Discussing the memoir of an adoptee who traced her roots to connect with the Navajo Nation.
The full title of Shana Ross’ memoir — Tribeless: Discovering the Truth About Nature Vs. Nurture as One Woman Finds Her Birth Mother — is nothing if not attention-grabbing. And the book itself is uncommonly compelling as Ross recounts her journey toward fulfillment after surviving a tumultuous upbringing by often volatile adopted parents in 1960s East Texas, and ultimately tracing her roots to the Navajo Nation.
Ross made contact with her biological mother, Mildred Yazzie Silversmith of Arizona, in 2016, a reunion that served as her entryway into an extended Navajo family that accepted her with love. In turn, Ross experienced a long-sought sense of belonging and completeness — and discovered, much to her amazement and amusement, that she had somehow “inherited” many of the defining traits of her identity from people who were heretofore unknown to her.
In the final chapter of Tribeless, Ross writes: “I know, without a doubt, that I am my mother’s daughter, and hers was the voice in my head, all throughout my life, that exhorted me to get up, keep going, and move forward. Through the trials and tribulations, she had been by my side.”

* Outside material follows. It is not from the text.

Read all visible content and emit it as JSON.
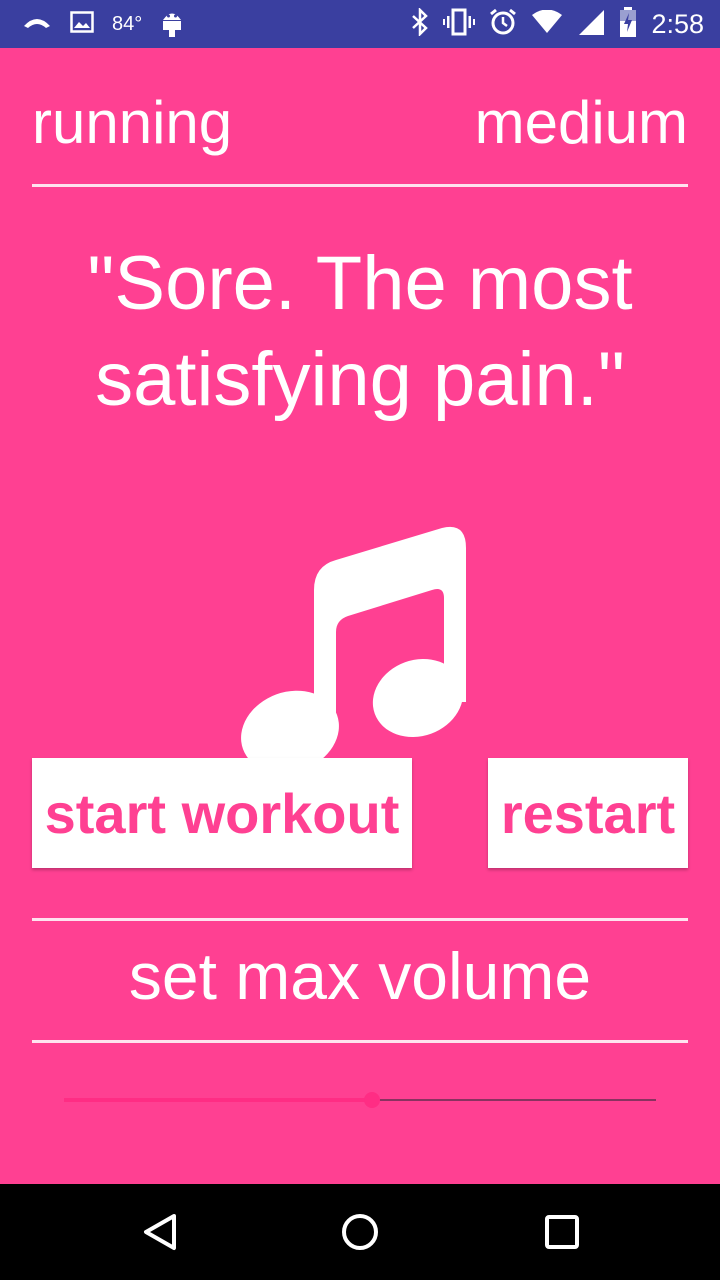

At the same time, however, Ross acknowledges that for all that she owes her Navajo family, she, like most of us, has invented herself — despite the fact, or maybe of it, she spent much of her childhood feeling like an outsider. She has enjoyed success as a Houston-based entrepreneur and health and fitness trainer, and decades of happiness with her wife, Mary Beth.
“Yes, my mother’s strength flowed into me,” Ross concludes, “but I made the decisions that molded me into who I am today, and I am happy to say that I am content and proud of the person I’ve become.”
Nature or nurture? Maybe both.
During the recent holiday season, Ross visited the C&I Studio to talk about Tribeless. Before we began our conversation in earnest, however, she took time to describe the wonders of Navajo fry bread. Tasty stuff.